(It seems they’re as bad as the Dublin media – another motley crew of undesirables frequently denounced by Senators and TDs.)
The brazen birds are doing things like taking lollipops from babies, said Senator O’Seagullivan, omitting to mention the ones which swoop down between the buildings in Leinster House to snaffle the ducklings in the little pond.
Senator O’Seagullivan, who is from the literary town of Listowel and was a close friend of John B’s, recalled an essay by the great American humourist Robert Benchley, entitled “Down with Pigeons.” The author thought that pigeons had it in for him and were always on alert, no matter where in the world, to do him down with their droppings. ”
As it turned out, there was quite a bit of support for his call to the Minister for the Environment to address the capital’s seagull problem.
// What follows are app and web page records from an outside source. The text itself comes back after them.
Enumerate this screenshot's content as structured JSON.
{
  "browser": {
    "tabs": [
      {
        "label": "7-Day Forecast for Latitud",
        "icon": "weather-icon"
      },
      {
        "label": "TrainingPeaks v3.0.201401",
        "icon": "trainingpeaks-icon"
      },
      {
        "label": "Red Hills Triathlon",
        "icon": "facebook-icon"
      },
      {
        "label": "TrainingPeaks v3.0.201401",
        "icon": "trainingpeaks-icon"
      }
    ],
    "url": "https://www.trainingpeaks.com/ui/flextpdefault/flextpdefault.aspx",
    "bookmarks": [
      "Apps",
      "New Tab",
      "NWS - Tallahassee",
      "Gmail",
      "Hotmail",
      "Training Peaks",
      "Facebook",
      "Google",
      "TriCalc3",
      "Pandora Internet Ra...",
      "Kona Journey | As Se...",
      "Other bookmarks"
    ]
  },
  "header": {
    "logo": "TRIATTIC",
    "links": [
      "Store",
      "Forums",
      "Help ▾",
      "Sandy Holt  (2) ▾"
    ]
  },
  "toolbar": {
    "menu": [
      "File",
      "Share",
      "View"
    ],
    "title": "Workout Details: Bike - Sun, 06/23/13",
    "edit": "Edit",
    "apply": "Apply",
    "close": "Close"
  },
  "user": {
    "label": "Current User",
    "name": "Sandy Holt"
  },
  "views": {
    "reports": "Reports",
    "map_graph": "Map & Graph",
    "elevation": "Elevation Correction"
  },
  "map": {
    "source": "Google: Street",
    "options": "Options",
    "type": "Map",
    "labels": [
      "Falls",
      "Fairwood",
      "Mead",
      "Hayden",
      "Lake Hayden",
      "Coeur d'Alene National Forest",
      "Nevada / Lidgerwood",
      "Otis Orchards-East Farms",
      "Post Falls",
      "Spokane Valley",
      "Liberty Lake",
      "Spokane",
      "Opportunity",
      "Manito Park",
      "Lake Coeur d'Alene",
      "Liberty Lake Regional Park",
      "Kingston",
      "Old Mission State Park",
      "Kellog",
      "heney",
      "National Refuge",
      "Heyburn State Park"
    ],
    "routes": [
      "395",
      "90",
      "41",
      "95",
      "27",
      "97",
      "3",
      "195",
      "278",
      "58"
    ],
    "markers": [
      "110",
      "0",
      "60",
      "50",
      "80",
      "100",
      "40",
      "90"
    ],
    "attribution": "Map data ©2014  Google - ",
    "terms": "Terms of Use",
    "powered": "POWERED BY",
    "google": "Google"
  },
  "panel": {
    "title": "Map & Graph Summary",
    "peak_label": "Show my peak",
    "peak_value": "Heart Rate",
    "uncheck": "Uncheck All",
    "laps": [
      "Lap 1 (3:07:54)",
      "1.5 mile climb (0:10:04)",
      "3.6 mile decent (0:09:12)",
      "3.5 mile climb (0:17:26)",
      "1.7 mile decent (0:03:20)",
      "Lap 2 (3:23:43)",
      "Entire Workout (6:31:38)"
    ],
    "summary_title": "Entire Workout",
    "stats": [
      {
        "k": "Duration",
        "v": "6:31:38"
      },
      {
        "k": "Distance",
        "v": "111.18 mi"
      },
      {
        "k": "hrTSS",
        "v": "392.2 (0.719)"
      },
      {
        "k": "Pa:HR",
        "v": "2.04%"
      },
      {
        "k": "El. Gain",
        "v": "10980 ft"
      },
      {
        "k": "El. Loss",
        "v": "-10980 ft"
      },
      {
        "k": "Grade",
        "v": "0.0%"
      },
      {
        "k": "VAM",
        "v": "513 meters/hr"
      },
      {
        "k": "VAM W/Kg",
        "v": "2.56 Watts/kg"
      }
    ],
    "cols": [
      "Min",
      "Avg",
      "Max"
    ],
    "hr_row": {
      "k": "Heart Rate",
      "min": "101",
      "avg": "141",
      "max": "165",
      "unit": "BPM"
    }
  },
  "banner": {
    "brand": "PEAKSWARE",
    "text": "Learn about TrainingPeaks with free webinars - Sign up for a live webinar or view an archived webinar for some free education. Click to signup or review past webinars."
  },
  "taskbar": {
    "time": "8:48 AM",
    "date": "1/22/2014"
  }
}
Maybe not in the chamber, where everyone laughed, but outside it.
As the Dáil and Seanad wound down until September, members finished their political year by swapping seagull horror stories.
A fitting way to officially usher in the silly season.
The Dáil had been scheduled to sit until 7 last night, but thanks to increased, er, efficiencies on the part of deputies, the politicians cleared their work list with four hours to spare.
They passed three Bills before midday. The House rose for the summer recess in the afternoon. All done and dusted.
Which came as a surprise to nobody. Sittings resume on September 17th at 2.30 in the afternoon. By then, having worked themselves to the point of exhaustion in their constituencies over the intervening two months, the TDs will drag themselves back to parliament, desperately in need of a good rest and a good blast of seagull song.
Yesterday, this task fell to Sinn Féin, with party leader Gerry Adams asking for a special debate today to discuss the crisis in Gaza.
They pushed the matter to a vote, having sent word out beforehand that their TDs would “make a protest” in the chamber if they lost. And so it came to pass.
The Government won the vote. Gerry rose to his feet, which came as something of a disappointment to journalists who had been hoping that the promised protest would be of the sit-down variety.
“I ask you to invite the Dáil to stand for one minute in solidarity with the people of Gaza and the Middle East,” said Gerry, as his colleagues produced photocopies of the Palestinian flag.
Of course, everyone stood. Mary Lou McDonald asked about the crisis in Gaza last week – why didn’t she ask for time to be put aside to debate it then, rather than the party waiting until the last day?
Perhaps Joan should have agreed to the four hour debate.
That would have denied Sinn Féin their effective political stunt.